As an exercise in reuse and repurposing, Ross Farm is a collective of dwellings that have been conjured as evolutions of their earlier agricultural beginnings. Andrea Moore of Studio Moore, together with her father, has created a unique accommodation offering that responds sensitively to its context, expressed through a raw and honest materiality.

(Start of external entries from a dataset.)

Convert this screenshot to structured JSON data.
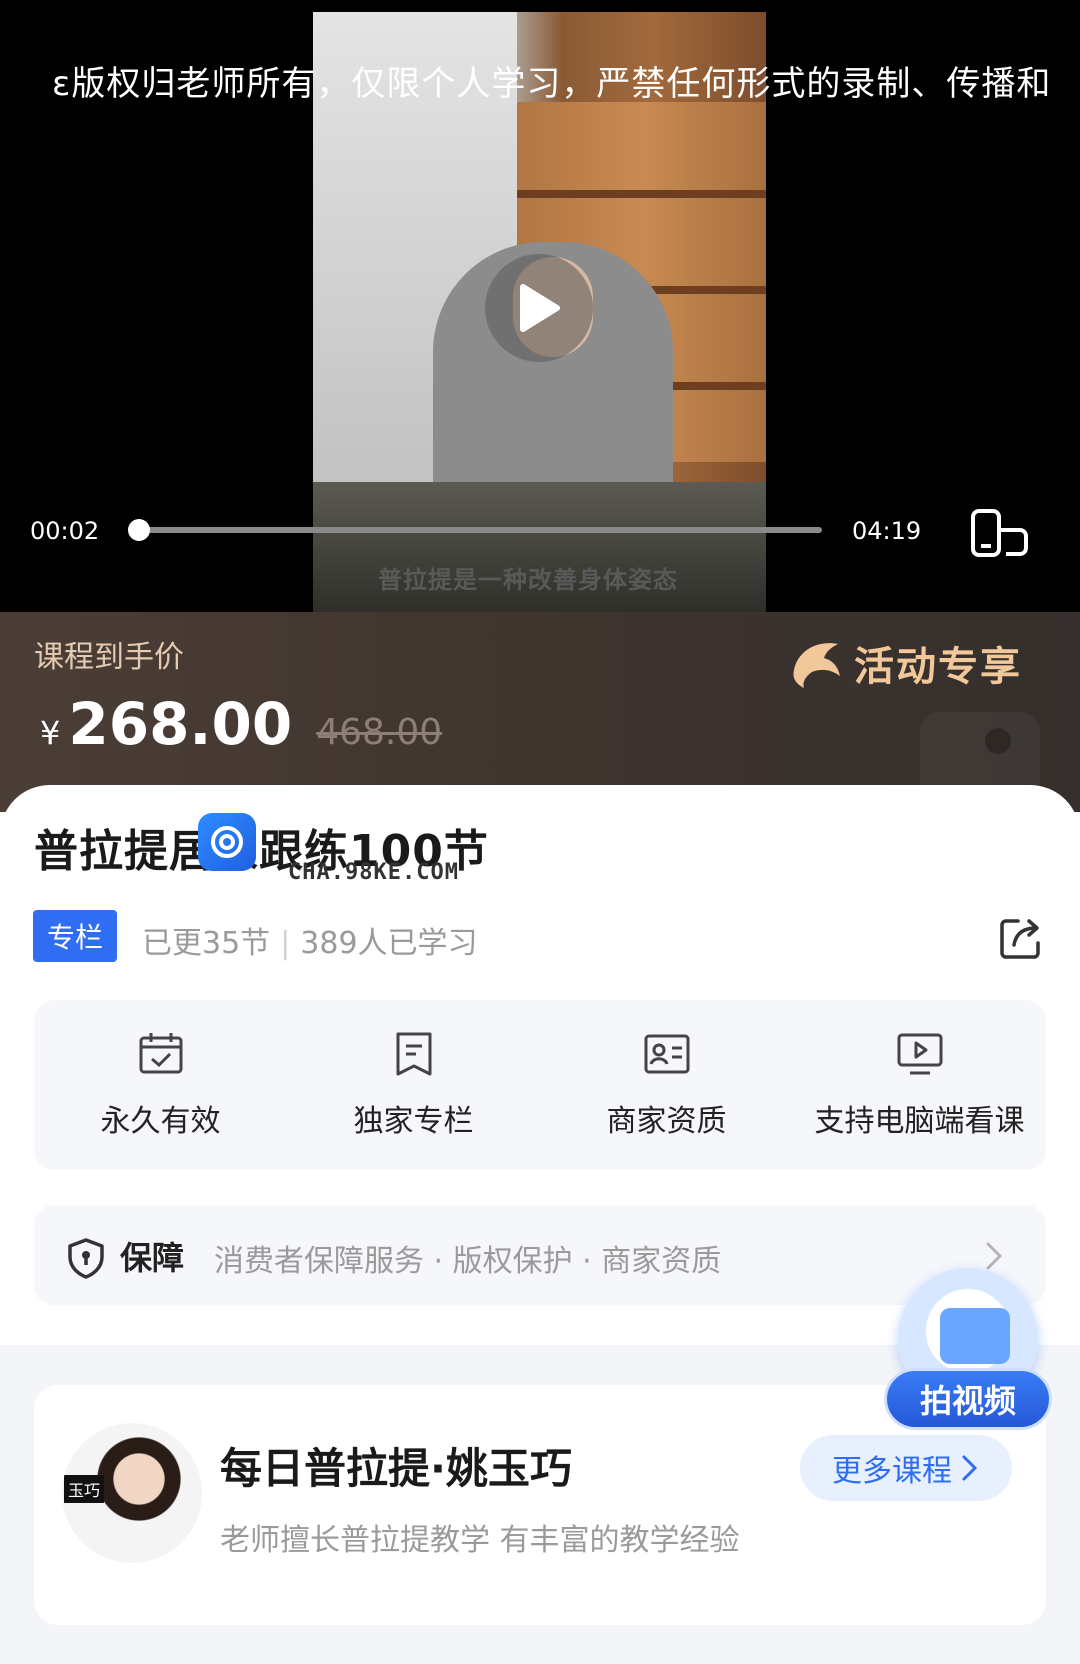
{
  "video": {
    "watermark": "ɛ版权归老师所有，仅限个人学习，严禁任何形式的录制、传播和",
    "subtitle": "普拉提是一种改善身体姿态",
    "current_time": "00:02",
    "total_time": "04:19",
    "progress": 0.01
  },
  "price": {
    "label": "课程到手价",
    "currency": "¥",
    "current": "268.00",
    "original": "468.00",
    "activity_label": "活动专享"
  },
  "course": {
    "title": "普拉提居家跟练100节",
    "watermark_text": "CHA.98KE.COM",
    "badge": "专栏",
    "updated": "已更35节",
    "learners": "389人已学习",
    "features": [
      {
        "icon": "calendar-check-icon",
        "label": "永久有效"
      },
      {
        "icon": "bookmark-doc-icon",
        "label": "独家专栏"
      },
      {
        "icon": "id-card-icon",
        "label": "商家资质"
      },
      {
        "icon": "monitor-play-icon",
        "label": "支持电脑端看课"
      }
    ],
    "guarantee": {
      "title": "保障",
      "text": "消费者保障服务 · 版权保护 · 商家资质"
    }
  },
  "teacher": {
    "name": "每日普拉提·姚玉巧",
    "description": "老师擅长普拉提教学 有丰富的教学经验",
    "more_button": "更多课程",
    "avatar_tag": "玉巧"
  },
  "float_button": {
    "label": "拍视频"
  },
  "colors": {
    "accent": "#2f6ef2",
    "price_banner": "#3f342e",
    "activity_gold": "#f2c79a"
  }
}
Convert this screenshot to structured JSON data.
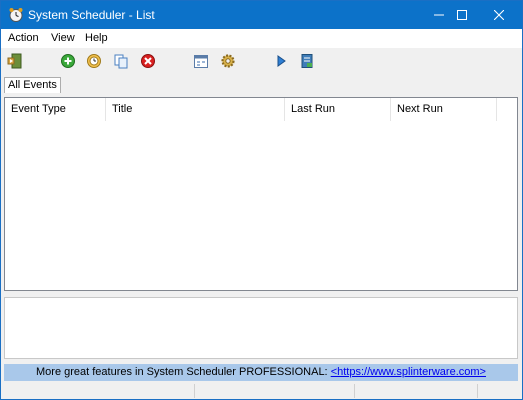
{
  "window": {
    "title": "System Scheduler - List",
    "controls": {
      "minimize": "minimize-icon",
      "maximize": "maximize-icon",
      "close": "close-icon"
    }
  },
  "menu": {
    "items": [
      "Action",
      "View",
      "Help"
    ]
  },
  "toolbar": {
    "buttons": [
      "exit-icon",
      "add-event-icon",
      "edit-event-icon",
      "copy-event-icon",
      "delete-event-icon",
      "calendar-view-icon",
      "settings-icon",
      "run-icon",
      "log-icon"
    ]
  },
  "tabs": {
    "active": "All Events"
  },
  "list": {
    "columns": [
      "Event Type",
      "Title",
      "Last Run",
      "Next Run"
    ],
    "rows": []
  },
  "promo": {
    "text": "More great features in System Scheduler PROFESSIONAL: ",
    "link": "<https://www.splinterware.com>"
  },
  "colors": {
    "titlebar": "#0c72c9",
    "promo_band": "#a9c8ea",
    "link": "#0000ee"
  }
}
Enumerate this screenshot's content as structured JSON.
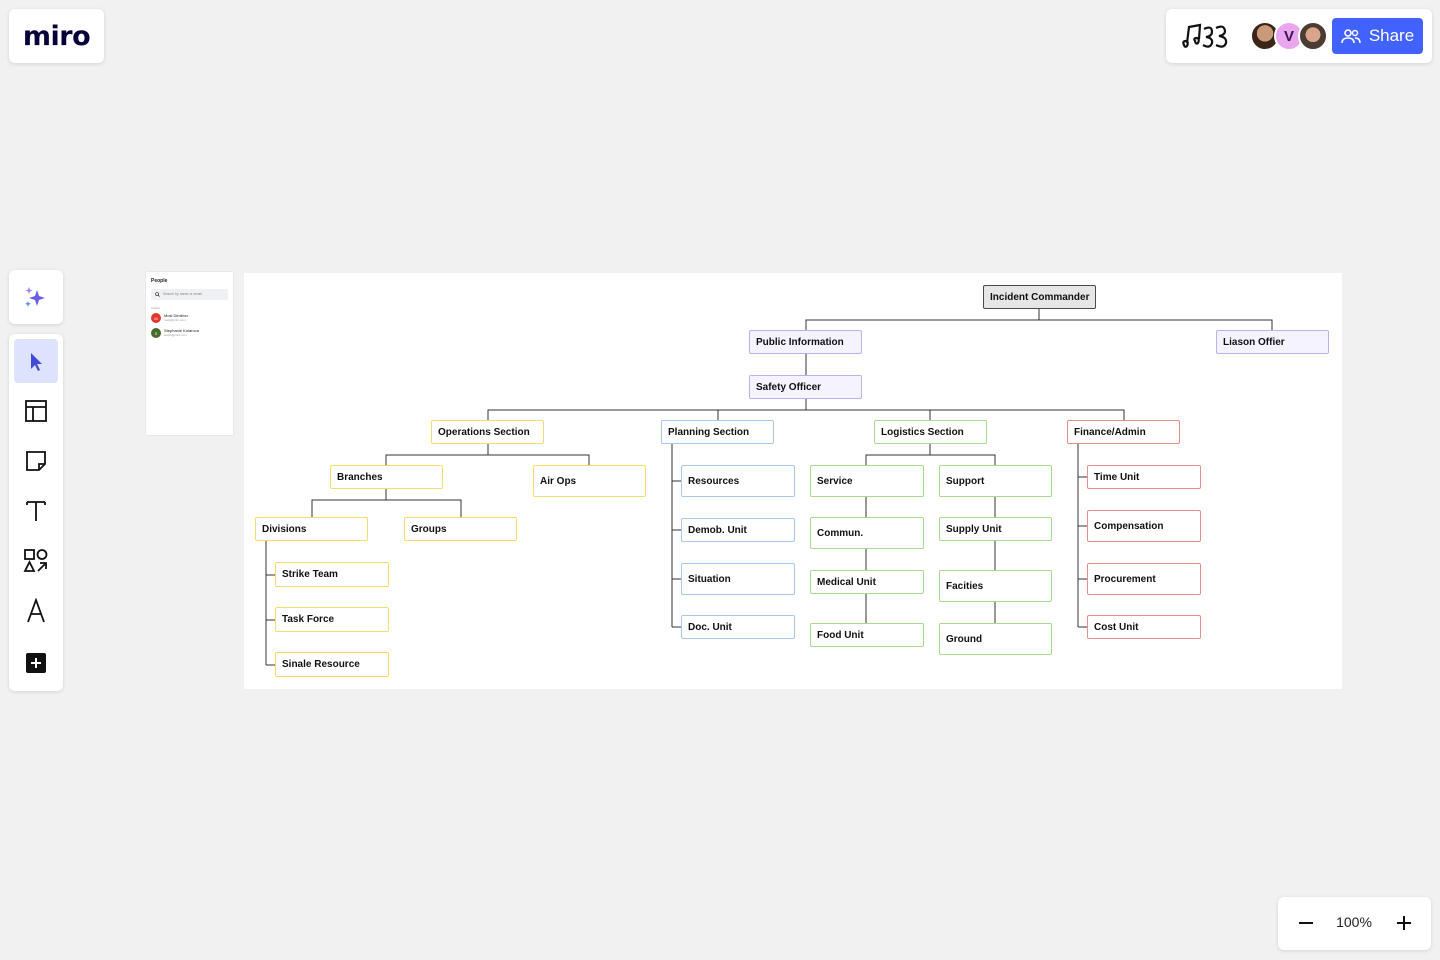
{
  "app": {
    "logo": "miro"
  },
  "header": {
    "board_logo_icon": "music-notes-icon",
    "avatars": [
      {
        "name": "user-avatar-1",
        "initial": ""
      },
      {
        "name": "user-avatar-2",
        "initial": "V"
      },
      {
        "name": "user-avatar-3",
        "initial": ""
      }
    ],
    "share_label": "Share",
    "colors": {
      "accent": "#4262ff"
    }
  },
  "toolbar": {
    "ai_icon": "sparkles-icon",
    "tools": [
      {
        "id": "select",
        "icon": "cursor-icon",
        "active": true
      },
      {
        "id": "templates",
        "icon": "layout-icon",
        "active": false
      },
      {
        "id": "sticky-note",
        "icon": "sticky-note-icon",
        "active": false
      },
      {
        "id": "text",
        "icon": "text-icon",
        "active": false
      },
      {
        "id": "shapes",
        "icon": "shapes-icon",
        "active": false
      },
      {
        "id": "pen",
        "icon": "pen-icon",
        "active": false
      },
      {
        "id": "more",
        "icon": "plus-icon",
        "active": false
      }
    ]
  },
  "zoom": {
    "level": "100%"
  },
  "people_panel": {
    "title": "People",
    "search_placeholder": "Search by name or email",
    "section": "Invited",
    "people": [
      {
        "initials": "M",
        "name": "Mosi Dimitrov",
        "email": "mosi@miro.com",
        "color": "#e2362b"
      },
      {
        "initials": "S",
        "name": "Stephanie Kolarova",
        "email": "steph@miro.com",
        "color": "#4a6b2b"
      }
    ]
  },
  "org_chart": {
    "incident_commander": "Incident Commander",
    "public_information": "Public Information",
    "liason_officer": "Liason Offier",
    "safety_officer": "Safety Officer",
    "operations_section": "Operations Section",
    "planning_section": "Planning Section",
    "logistics_section": "Logistics Section",
    "finance_admin": "Finance/Admin",
    "branches": "Branches",
    "air_ops": "Air Ops",
    "divisions": "Divisions",
    "groups": "Groups",
    "strike_team": "Strike Team",
    "task_force": "Task Force",
    "single_resource": "Sinale Resource",
    "resources": "Resources",
    "demob_unit": "Demob. Unit",
    "situation": "Situation",
    "doc_unit": "Doc. Unit",
    "service": "Service",
    "commun": "Commun.",
    "medical_unit": "Medical Unit",
    "food_unit": "Food Unit",
    "support": "Support",
    "supply_unit": "Supply Unit",
    "facities": "Facities",
    "ground": "Ground",
    "time_unit": "Time Unit",
    "compensation": "Compensation",
    "procurement": "Procurement",
    "cost_unit": "Cost Unit"
  }
}
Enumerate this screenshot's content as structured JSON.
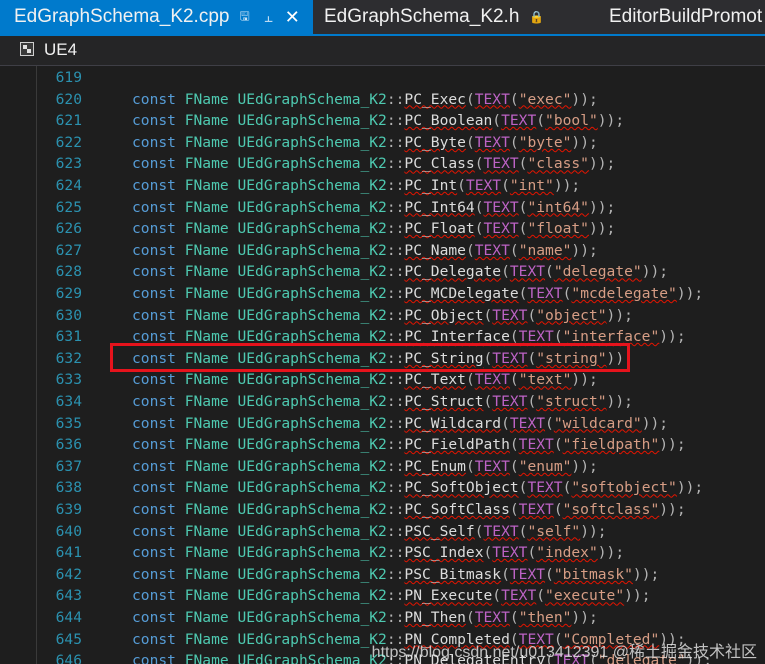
{
  "tabs": [
    {
      "label": "EdGraphSchema_K2.cpp",
      "active": true,
      "pin_icon": "pin-icon",
      "close_icon": "close-icon"
    },
    {
      "label": "EdGraphSchema_K2.h",
      "active": false,
      "pin_icon": "lock-icon"
    },
    {
      "label": "EditorBuildPromot",
      "active": false
    }
  ],
  "navbar": {
    "project": "UE4",
    "icon": "project-icon"
  },
  "code": {
    "prefix_keyword": "const",
    "prefix_type": "FName",
    "class_name": "UEdGraphSchema_K2",
    "macro": "TEXT",
    "lines": [
      {
        "number": "619",
        "member": "",
        "value": ""
      },
      {
        "number": "620",
        "member": "PC_Exec",
        "value": "\"exec\""
      },
      {
        "number": "621",
        "member": "PC_Boolean",
        "value": "\"bool\""
      },
      {
        "number": "622",
        "member": "PC_Byte",
        "value": "\"byte\""
      },
      {
        "number": "623",
        "member": "PC_Class",
        "value": "\"class\""
      },
      {
        "number": "624",
        "member": "PC_Int",
        "value": "\"int\""
      },
      {
        "number": "625",
        "member": "PC_Int64",
        "value": "\"int64\""
      },
      {
        "number": "626",
        "member": "PC_Float",
        "value": "\"float\""
      },
      {
        "number": "627",
        "member": "PC_Name",
        "value": "\"name\""
      },
      {
        "number": "628",
        "member": "PC_Delegate",
        "value": "\"delegate\""
      },
      {
        "number": "629",
        "member": "PC_MCDelegate",
        "value": "\"mcdelegate\""
      },
      {
        "number": "630",
        "member": "PC_Object",
        "value": "\"object\""
      },
      {
        "number": "631",
        "member": "PC_Interface",
        "value": "\"interface\""
      },
      {
        "number": "632",
        "member": "PC_String",
        "value": "\"string\""
      },
      {
        "number": "633",
        "member": "PC_Text",
        "value": "\"text\""
      },
      {
        "number": "634",
        "member": "PC_Struct",
        "value": "\"struct\""
      },
      {
        "number": "635",
        "member": "PC_Wildcard",
        "value": "\"wildcard\""
      },
      {
        "number": "636",
        "member": "PC_FieldPath",
        "value": "\"fieldpath\""
      },
      {
        "number": "637",
        "member": "PC_Enum",
        "value": "\"enum\""
      },
      {
        "number": "638",
        "member": "PC_SoftObject",
        "value": "\"softobject\""
      },
      {
        "number": "639",
        "member": "PC_SoftClass",
        "value": "\"softclass\""
      },
      {
        "number": "640",
        "member": "PSC_Self",
        "value": "\"self\""
      },
      {
        "number": "641",
        "member": "PSC_Index",
        "value": "\"index\""
      },
      {
        "number": "642",
        "member": "PSC_Bitmask",
        "value": "\"bitmask\""
      },
      {
        "number": "643",
        "member": "PN_Execute",
        "value": "\"execute\""
      },
      {
        "number": "644",
        "member": "PN_Then",
        "value": "\"then\""
      },
      {
        "number": "645",
        "member": "PN_Completed",
        "value": "\"Completed\""
      },
      {
        "number": "646",
        "member": "PN_DelegateEntry",
        "value": "\"delegate\""
      }
    ]
  },
  "highlight": {
    "line_number": "632",
    "color": "#e6131c"
  },
  "watermark": "https://blog.csdn.net/u013412391 @稀土掘金技术社区",
  "colors": {
    "tab_active": "#007acc",
    "keyword": "#569cd6",
    "type": "#4ec9b0",
    "macro": "#bd63c5",
    "string": "#d69d85",
    "line_number": "#2b91af"
  }
}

Ross Farm sees the repurposing of a series of unused agriculture structures, each with their own unique identifiable personalities, into uniquely curated destinations in south-eastern Victoria. Nestled into the rural locale of Meeniyan, the spaces, affectionately known as the Cabin, Barn and Dairy, are conceived from the same place of experimentation and exploration, each utilising a sense of the found and the curious. As an opportunity to prototype ideas, the spaces are dotted with the ideations of Studio Moore, which have then been built by her father, Lindsay Moore, and a team of local builders and craftspeople. As each unused building on the rural site was given a new lease on life, they were transformed into separate accommodation types, allowing varying sized groups and individuals to share the space as an escape. Challenging the typical and expected approach, the aim was to create a destination that immersed the visitor in its setting and context and one that draws on the historical use of the site as a working dairy farm.
Its remoteness affords Ross Farm a natural inclination as a restorative destination, where its disconnection from urbanity creates a retreat that offers spaces for reflective contemplation. Taking influence from the site’s beginnings and the remaining elements, the design utilises a raw and honest materiality. There is a deliberate emphasis on craft and the handmade, while also offering interpretations of the familiar. Aside from a few introduced items, most elements, from furniture to joinery, basins, light fittings, fixtures and a custom bath, have been conceived newly for the spaces and reflect a similar calming mood. There is an emphasis on using natural and local materials and applying them unfinished or in alternate ways than conventionally intended. The result connects each of the Cabin, Barn and Dairy with a similar language, but offers slight differences and, consequentially, altered experiences.
The Cabin was the first of the spaces to be designed, reworking the interior and establishing the entry to enable an optimisation of the connection between inside and out. Having a clear connection to the landscape was important and, as the first design, this set a precedent. The Barn retains the original footprint of the existing barn structure, which was then rebuilt to align with required regulations, and sees the roof raised to allow for a mezzanine level to be inserted that results in a lofted double height space. In rebuilding the structure, the existing exterior fabric was reused to retain an element of history and ensure the authenticity of the original build was maintained. And the most recent addition, The Dairy, sees three existing structures aligned through an L-shaped circulation space. This latest iteration takes on a darker and moodier palette than the preceding two, with Japanese influences and darker timbers, again all locally sourced.
Ross Farm beautifully extends the relevance of its previous life as agricultural buildings, offering a unique series of accommodation spaces to appreciate the carefully crafted elements made specifically for the location. Studio Moore combines a sense of the curious with the inventive to bring together the site’s past, its heritage and its present form as a welcoming, unique retreat.